doc = {:id=>1, :price=>1.00}
add_attributes = {:allowDups=>false, :commitWithin=>10}
add_xml = solr.xml.add(doc, add_attributes) do |doc|
  # boost each document
  doc.attrs[:boost] = 1.5
  # boost the price field:
  doc.field_by_name(:price).attrs[:boost] = 2.0

Now the “add_xml” object can be sent to Solr like:

solr.update :data => add_xml


Delete by id

solr.delete_by_id 1

or an array of ids

solr.delete_by_id [1, 2, 3, 4]

Delete by query:

solr.delete_by_query 'price:1.00'

Delete by array of queries

solr.delete_by_query ['price:1.00', 'price:10.00']

Commit / Optimize

solr.commit, :commit_attributes => {}
solr.optimize, :optimize_attributes => {}

Response Formats

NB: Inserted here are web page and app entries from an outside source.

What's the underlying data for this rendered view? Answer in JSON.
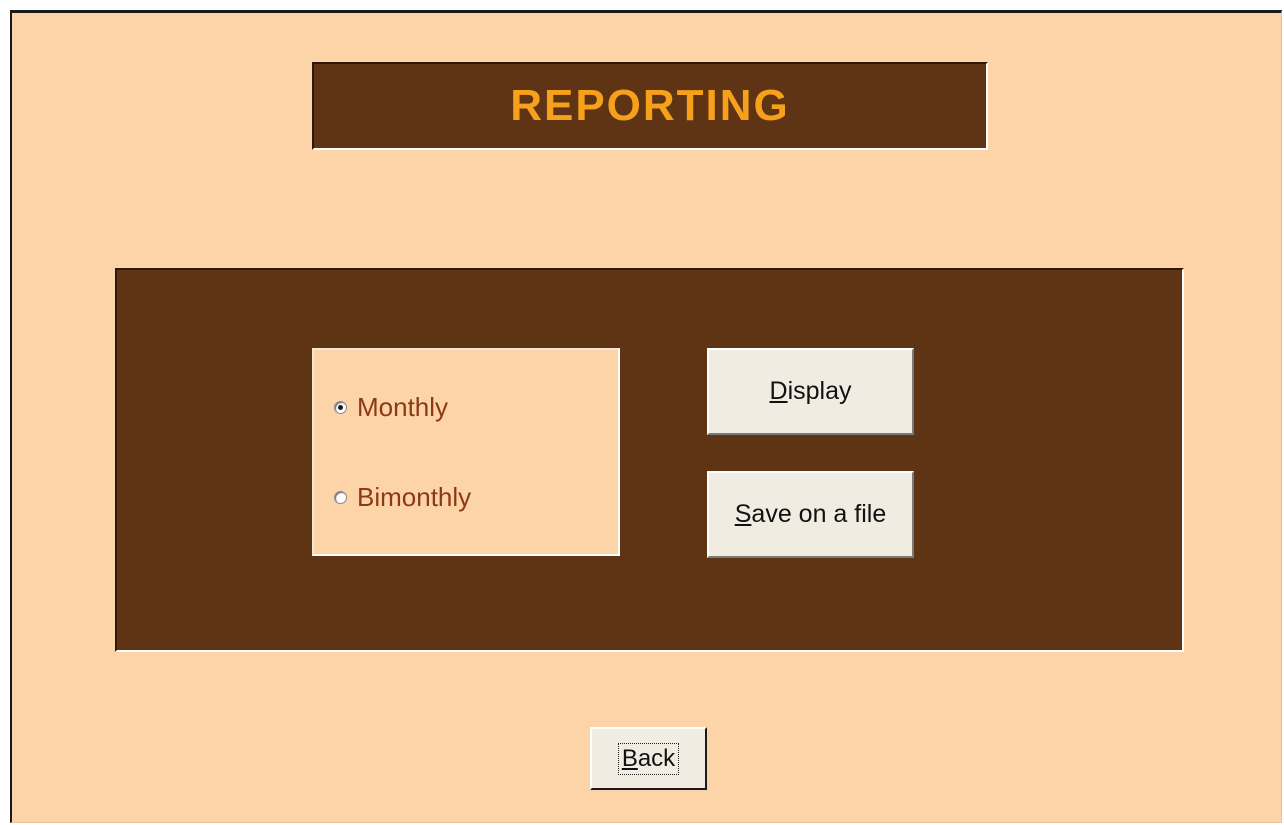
{
  "title": "REPORTING",
  "period_options": [
    {
      "label": "Monthly",
      "selected": true
    },
    {
      "label": "Bimonthly",
      "selected": false
    }
  ],
  "buttons": {
    "display": {
      "mnemonic": "D",
      "rest": "isplay"
    },
    "save": {
      "mnemonic": "S",
      "rest": "ave on a file"
    },
    "back": {
      "mnemonic": "B",
      "rest": "ack"
    }
  },
  "colors": {
    "background": "#fdd3a8",
    "panel": "#5e3414",
    "title_text": "#f6a01c",
    "option_text": "#8c3a14",
    "button_face": "#f1ece2"
  }
}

The default response format is Ruby. When the :wt param is set to :ruby, the response is eval’d resulting in a Hash. You can get a raw response by setting the :wt to +“ruby”+ - notice, the string – not a symbol. RSolr will eval the Ruby string ONLY if the :wt value is :ruby. All other response formats are available as expected, +:wt=>‘xml’+ etc..

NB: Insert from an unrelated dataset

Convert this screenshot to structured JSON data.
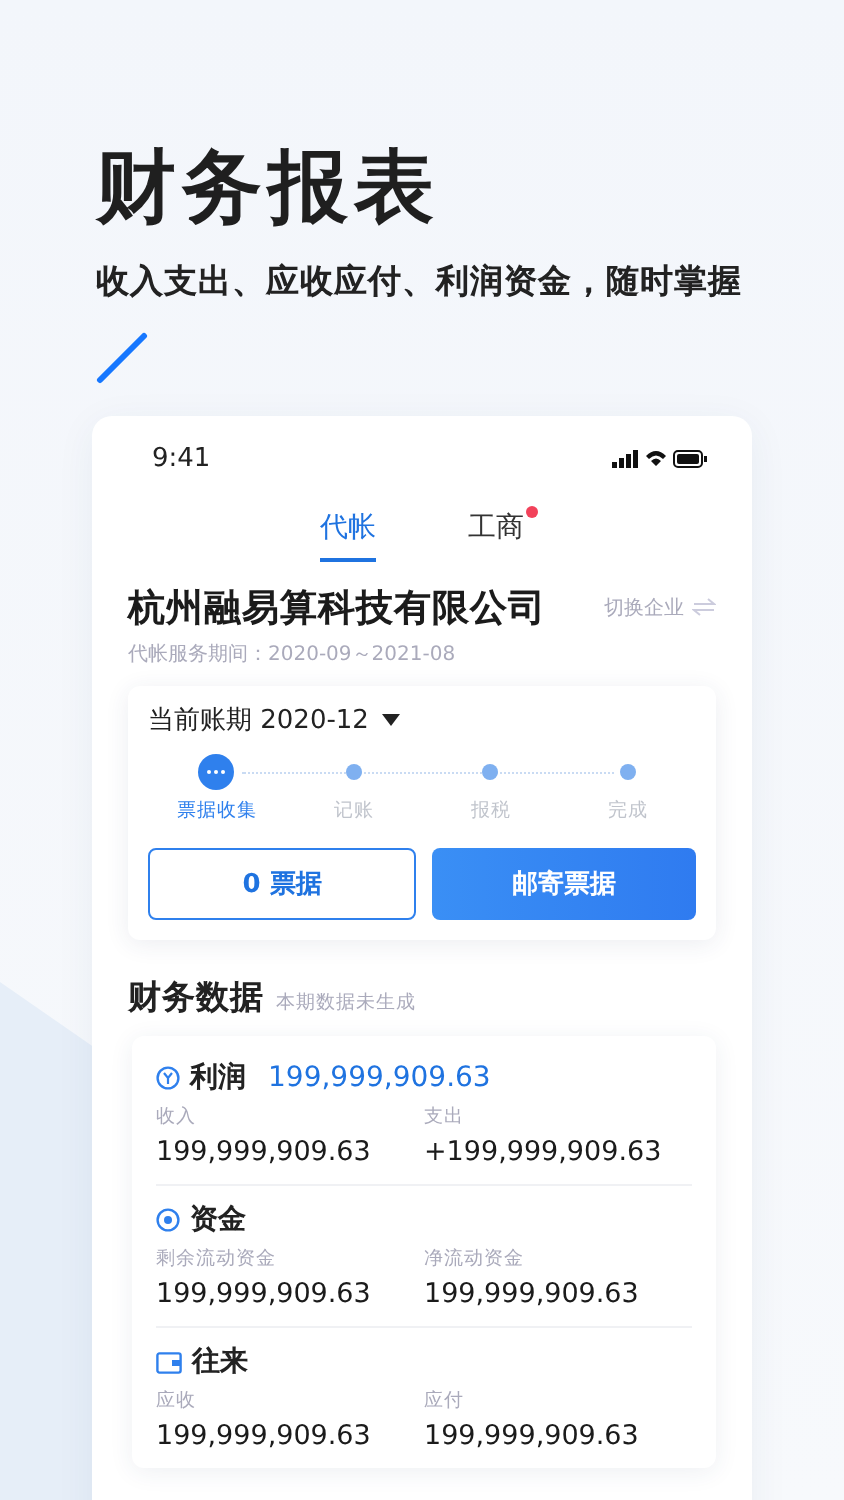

Evaluated Ruby:

solr.get 'select', :params => {:wt => :ruby} # notice :ruby is a Symbol

Raw Ruby:

solr.get 'select', :params => {:wt => 'ruby'} # notice 'ruby' is a String


solr.get 'select', :params => {:wt => :xml}

JSON (default):

solr.get 'select', :params => {:wt => :json}

Note on Patches/Pull Requests

  • Fork the project.

  • Make your feature addition or bug fix.

  • Add tests for it. This is important so I don’t break it in a future version unintentionally.

  • Commit, do not mess with rakefile, version, or history (if you want to have your own version, that is fine but bump version in a commit by itself I can ignore when I pull)

  • Send me a pull request. Bonus points for topic branches.


  • Nathan Witmer

  • Magnus Bergmark

  • shima

  • Randy Souza

  • Mat Brown

  • Jeremy Hinegardner

  • Denis Goeury

  • shairon toledo

  • Rob Di Marco

  • Peter Kieltyka

  • Mike Perham

  • Lucas Souza

  • Dmitry Lihachev

  • Antoine Latter

  • Naomi Dushay


Matt Mitchell <>

Copyright © 2008-2010 Matt Mitchell. See LICENSE for details.